• Oklahoma Renewable Energy Council (OREC)
• Oklahoma Sustainable Network (OSN) 
• Fellowship of American Indian Church (FAIC)
• Native American Boys and Girls Clubs. The Buffalo Reserve Trust is established to obtain lands for siting commercial wind turbines and raising bison for INFCA members use, to include residential communities. Another goal is to assist Native American artists and crafts people by establishing Indian art galleries in foreign countries for the sale of Native works. The Buffalo Reserve Trust is a not-for-profit, 501(c)(3) entity, as well as a protected Native American trust.
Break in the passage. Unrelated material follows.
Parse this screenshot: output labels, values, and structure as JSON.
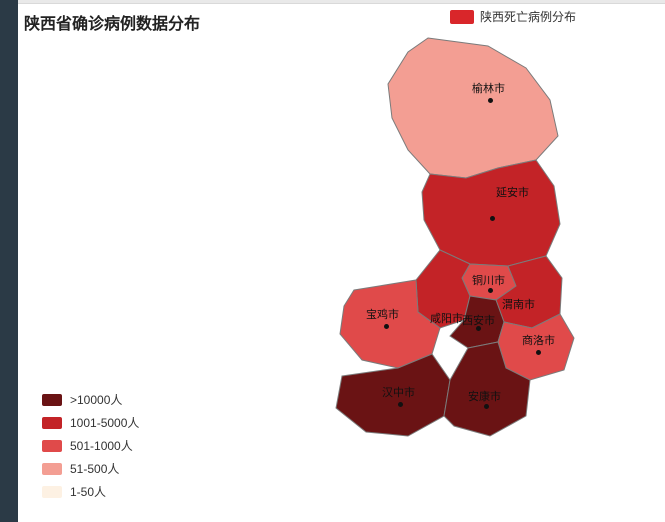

Twenty-five percent of INFCA Tribal Reserve net revenue, and twenty-one percent of the total dividends which are currently reserved for tribal subscription, are dedicated to the Buffalo Reserve Trust to support its operations."


Tribes and Laws:

Caddo Tribe ,

The Consitution of the Caddo Tribe

Corporate Charter of the Caddo Tribe,

Caddo Nation Announces New Credit Program

INFCP Tribal Reserve Act of 2001,

The Oklahoma Indian Welfare Act

The Indian Reorganization Act

The Tribal Tax Act

The Native American Business Development, Trade Promotion, and Tourism Act of 2000

The Trust Fund Reform Act

The Indian Energy Resources Act

Map of U.S. Indian Lands

INFCA Advisory Board

INFCA Tribal Reserve Board

Executive Summary

Summary Business Plan

INFCA Political Organization Diagram and Explanation

INFCA Governmental Rights Diagram

INFCA Internal Organizational Diagram

The Cyril Refinery Project of Kee Goodle Daw

The Buffalo Reserve Trust

Indian Boys and Girls Club of America in Chickasha

Section 311 & 312 of the Tribal Reserve Act

Them Native Founders Consulting Group

The People at INFCA Tribal Reserve

How To Use ATT Uverse Coupon Codes

Information Resources